● EXERCISE MATERIALS:

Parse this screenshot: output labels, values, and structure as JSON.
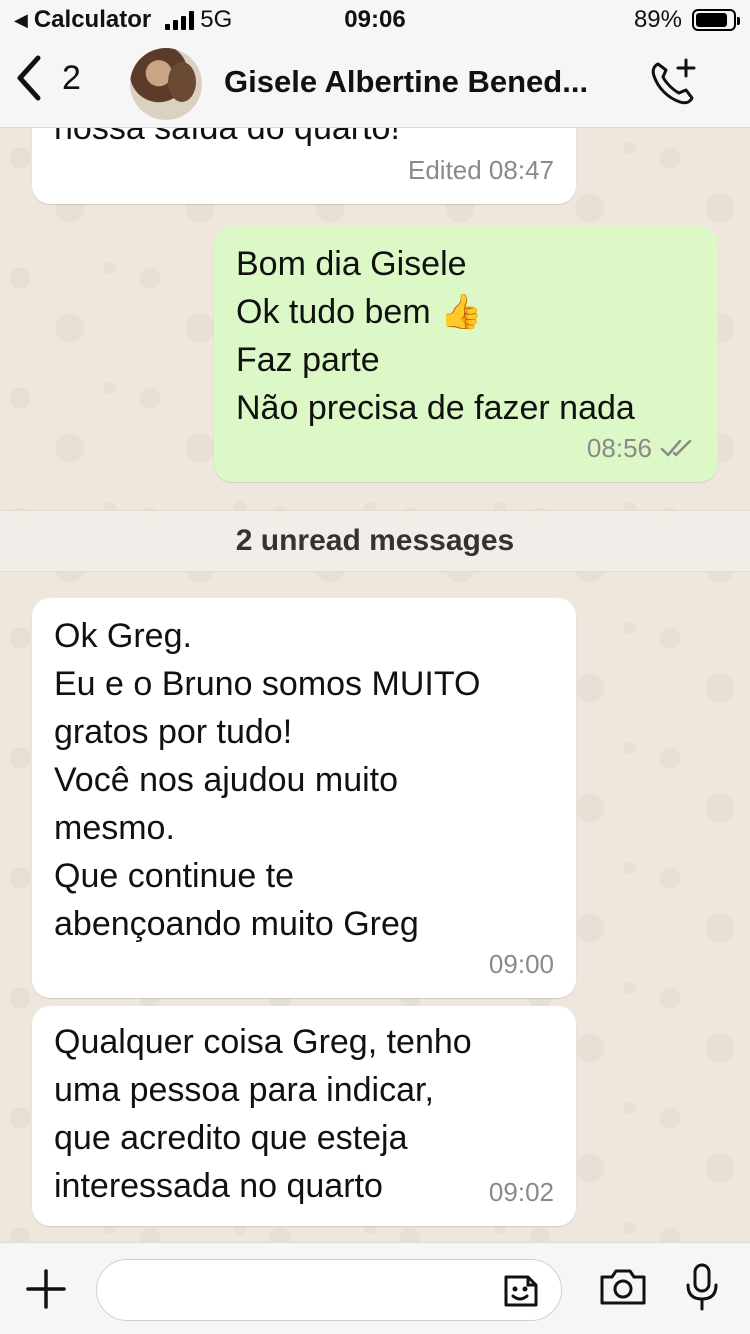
{
  "status_bar": {
    "back_app": "Calculator",
    "network": "5G",
    "time": "09:06",
    "battery": "89%"
  },
  "header": {
    "back_count": "2",
    "contact_name": "Gisele Albertine Bened..."
  },
  "messages": [
    {
      "direction": "incoming",
      "lines": [
        "nossa saída do quarto!"
      ],
      "meta": "Edited 08:47"
    },
    {
      "direction": "outgoing",
      "lines": [
        "Bom dia Gisele",
        "Ok tudo bem 👍",
        "Faz parte",
        "Não precisa de fazer nada"
      ],
      "meta": "08:56",
      "status_icon": "double-check-icon"
    },
    {
      "direction": "incoming",
      "lines": [
        "Ok Greg.",
        "Eu e o Bruno somos MUITO",
        "gratos por tudo!",
        "Você nos ajudou muito",
        "mesmo.",
        "Que continue te",
        "abençoando muito Greg"
      ],
      "meta": "09:00"
    },
    {
      "direction": "incoming",
      "lines": [
        "Qualquer coisa Greg, tenho",
        "uma pessoa para indicar,",
        "que acredito que esteja",
        "interessada no quarto"
      ],
      "meta": "09:02"
    }
  ],
  "unread_banner": "2 unread messages",
  "input": {
    "placeholder": ""
  },
  "colors": {
    "outgoing_bubble": "#DCF8C6",
    "incoming_bubble": "#FFFFFF",
    "chat_background": "#EFE7DE"
  }
}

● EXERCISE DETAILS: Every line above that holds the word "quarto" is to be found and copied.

● PROBLEM SOLUTION:
        "nossa saída do quarto!"
        "interessada no quarto"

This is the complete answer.